A vacation home can be a great investment from both a financial and recreational standpoint. And with tax day at hand, it's a good time to consider some of the tax implications and benefits of owning a second home, if you're thinking of taking the plunge in the next year or so.

Many people don't realize that a second residence can qualify for the mortgage interest deduction, same as your primary home. You can write off all the mortgage interest on up to $1.1 million in loans used to purchase and improve the two homes.

This includes first and second mortgages, refinancing, home equity lines of credit, etc. - as long as they're secured by one of the two properties and you used the money to buy, repair, add on to or renovate the properties, you can deduct it, provided you stay below the total of $1.1 million for the two homes combined. To qualify for the full amount, at least $100,000 needs to be in loans for property improvements - a maximum of $1 million may be used for acquisition.

You can also deduct your property taxes on a vacation home as well. In fact, if you're fortunate enough to own more than two homes, you can deduct property taxes on all of them. But the mortgage interest exemption is limited to two properties.

Rental income - taxable or no?

Many owners of vacation homes like to rent the property out for at least part of the year to help defray the costs. In fact, you can rent it out for up to 14 days a year and not pay taxes on the income. In fact, you don't even have to list it on your tax return.

Rent it out for 15 days or more and you have to declare the revenue on your taxes. However, that also allows you to deduct part of your expenses for things like repairs, insurance and utilities. You need to pro-rate the share of expenses based on the ratio of time you used the property versus how long it was rented. Don't include any time the property stands vacant during the year.

Let's say you own a cottage on Lake Michigan that you close down for the winter. During the warm months, you use it for a total of eight weeks, including occasional use in the spring and fall, and rent it out for eight weeks during the summer. You can deduct half of your expenses, since the time the property is actually used is equally divided between personal use and rentals.

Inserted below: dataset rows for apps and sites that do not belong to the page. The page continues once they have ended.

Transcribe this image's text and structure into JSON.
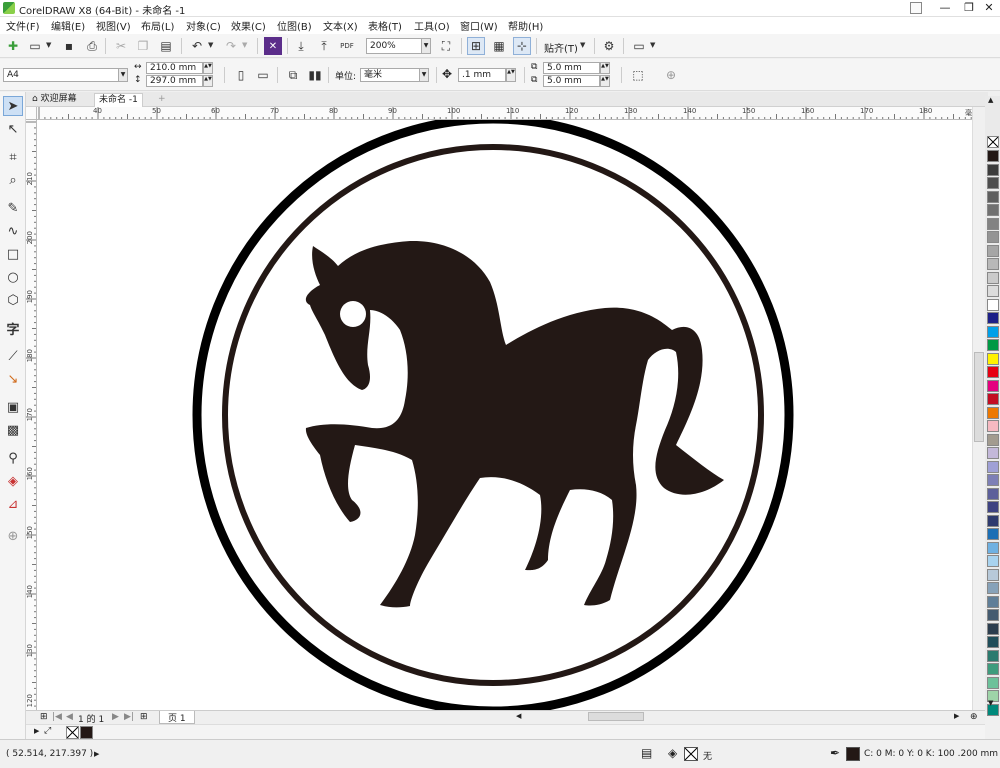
{
  "window": {
    "title": "CorelDRAW X8 (64-Bit) - 未命名 -1",
    "minimize_glyph": "—",
    "restore_glyph": "❐",
    "close_glyph": "✕"
  },
  "menu": [
    "文件(F)",
    "编辑(E)",
    "视图(V)",
    "布局(L)",
    "对象(C)",
    "效果(C)",
    "位图(B)",
    "文本(X)",
    "表格(T)",
    "工具(O)",
    "窗口(W)",
    "帮助(H)"
  ],
  "toolbar": {
    "pdf_label": "PDF",
    "zoom_value": "200%",
    "snap_label": "贴齐(T)"
  },
  "property_bar": {
    "page_size": "A4",
    "width": "210.0 mm",
    "height": "297.0 mm",
    "units_label": "单位:",
    "units_value": "毫米",
    "nudge": ".1 mm",
    "dup_x": "5.0 mm",
    "dup_y": "5.0 mm"
  },
  "tabs": [
    {
      "label": "欢迎屏幕"
    },
    {
      "label": "未命名 -1"
    }
  ],
  "ruler": {
    "unit_label": "毫米",
    "h_labels": [
      "40",
      "50",
      "60",
      "70",
      "80",
      "90",
      "100",
      "110",
      "120",
      "130",
      "140",
      "150",
      "160",
      "170",
      "180"
    ],
    "v_labels": [
      "210",
      "200",
      "190",
      "180",
      "170",
      "160",
      "150",
      "140",
      "130",
      "120"
    ]
  },
  "page_nav": {
    "counter": "1 的 1",
    "page_tab": "页 1"
  },
  "status": {
    "coordinates": "( 52.514, 217.397 )",
    "fill_none": "无",
    "outline_info": "C: 0 M: 0 Y: 0 K: 100  .200 mm"
  },
  "colors": {
    "accent": "#3478c6",
    "horse": "#231815",
    "ring": "#000000",
    "palette": [
      "#231815",
      "#3c3c3c",
      "#4d4d4d",
      "#5e5e5e",
      "#707070",
      "#828282",
      "#949494",
      "#a6a6a6",
      "#b8b8b8",
      "#cacaca",
      "#dcdcdc",
      "#ffffff",
      "#1d2088",
      "#00a0e9",
      "#009944",
      "#fff100",
      "#e60012",
      "#e4007f",
      "#c30d23",
      "#ee7800",
      "#f6b9c1",
      "#a29b8f",
      "#c3b8d9",
      "#9fa0d6",
      "#7d7fb6",
      "#5c5f9a",
      "#3d4282",
      "#2e3a6e",
      "#1b6fb5",
      "#6fb1e2",
      "#a8d3ef",
      "#b7c9d9",
      "#87a2b9",
      "#5f7e98",
      "#445b70",
      "#2b3d4e",
      "#1f4e5a",
      "#2b7a6e",
      "#3e9c7d",
      "#6cc19a",
      "#9ed4a8",
      "#00897b"
    ]
  }
}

Residence or investment property?

Your deductions for expenses, though, are limited to the amount of rental income you actually take in. However, if you use your vacation home less than 14 days a year (or one-tenth the number of days you rent it out, whichever is greater), its considered an investment property and you can deduct the full prorated amount.

The downside, however, is that if your vacation home is considered an investment property, you can't take the mortgage interest deduction on it. So you need to figure out which is more important to you.

Although you can deduct the mortgage interest paid on a vacation home, you don't get the capital gains exclusion when you sell, unlike your primary residence, on which you're allowed to keep up to $500,000 in gains tax-free.

Retiring to your second home?

It used to be that you could get around this by selling your primary home and moving into the vacation home, then selling the vacation property two years later, the minimum required to establish residence. Many retirees found this an attractive option.

However, the law was changed in 2008 so that you can only exempt the gains on a pro-rated portion corresponding to how long you used the home as a primary residence. So if you owned it as a vacation home for eight years, moved in full-time for two and sold it at a gain of $100,000 over what you paid, you could exclude $20,000 in capital gains (one-fifth) from the sale.

Tax laws can have certain wrinkles that pop up for homeowners in specific situations, so, as always, consult with a tax professional before making any investment decisions regarding a second home.

Published on April 15, 2010